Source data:
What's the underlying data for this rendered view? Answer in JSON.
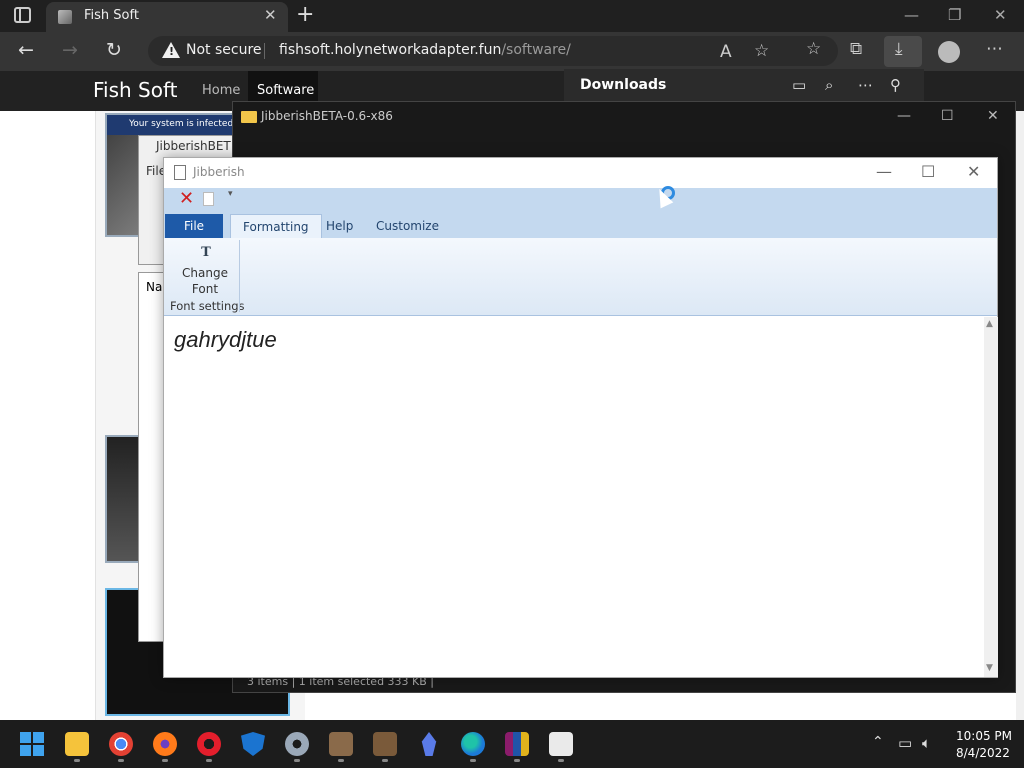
{
  "browser": {
    "tab_title": "Fish Soft",
    "tab_close": "✕",
    "new_tab": "+",
    "not_secure": "Not secure",
    "url_host": "fishsoft.holynetworkadapter.fun",
    "url_path": "/software/",
    "window_minimize": "—",
    "window_restore": "❐",
    "window_close": "✕"
  },
  "site": {
    "brand": "Fish Soft",
    "nav_home": "Home",
    "nav_software": "Software",
    "thumb1_banner": "Your system is infected!"
  },
  "downloads": {
    "title": "Downloads"
  },
  "explorer": {
    "title": "JibberishBETA-0.6-x86",
    "status": "3 items   |   1 item selected  333 KB   |"
  },
  "winrar": {
    "title": "JibberishBET",
    "file_menu": "File"
  },
  "filelist": {
    "name_header": "Nar"
  },
  "jibberish": {
    "title": "Jibberish",
    "tabs": [
      "File",
      "Formatting",
      "Help",
      "Customize"
    ],
    "change_font_line1": "Change",
    "change_font_line2": "Font",
    "group_label": "Font settings",
    "editor_text": "gahrydjtue"
  },
  "taskbar": {
    "time": "10:05 PM",
    "date": "8/4/2022"
  },
  "colors": {
    "ribbon": "#c4d9ef",
    "file_tab": "#1e5aa8",
    "accent_blue": "#2e8be0"
  }
}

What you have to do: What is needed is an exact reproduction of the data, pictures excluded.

Response:
What's the underlying data for this rendered view? Answer in JSON.
{
  "browser": {
    "tab_title": "Fish Soft",
    "tab_close": "✕",
    "new_tab": "+",
    "not_secure": "Not secure",
    "url_host": "fishsoft.holynetworkadapter.fun",
    "url_path": "/software/",
    "window_minimize": "—",
    "window_restore": "❐",
    "window_close": "✕"
  },
  "site": {
    "brand": "Fish Soft",
    "nav_home": "Home",
    "nav_software": "Software",
    "thumb1_banner": "Your system is infected!"
  },
  "downloads": {
    "title": "Downloads"
  },
  "explorer": {
    "title": "JibberishBETA-0.6-x86",
    "status": "3 items   |   1 item selected  333 KB   |"
  },
  "winrar": {
    "title": "JibberishBET",
    "file_menu": "File"
  },
  "filelist": {
    "name_header": "Nar"
  },
  "jibberish": {
    "title": "Jibberish",
    "tabs": [
      "File",
      "Formatting",
      "Help",
      "Customize"
    ],
    "change_font_line1": "Change",
    "change_font_line2": "Font",
    "group_label": "Font settings",
    "editor_text": "gahrydjtue"
  },
  "taskbar": {
    "time": "10:05 PM",
    "date": "8/4/2022"
  },
  "colors": {
    "ribbon": "#c4d9ef",
    "file_tab": "#1e5aa8",
    "accent_blue": "#2e8be0"
  }
}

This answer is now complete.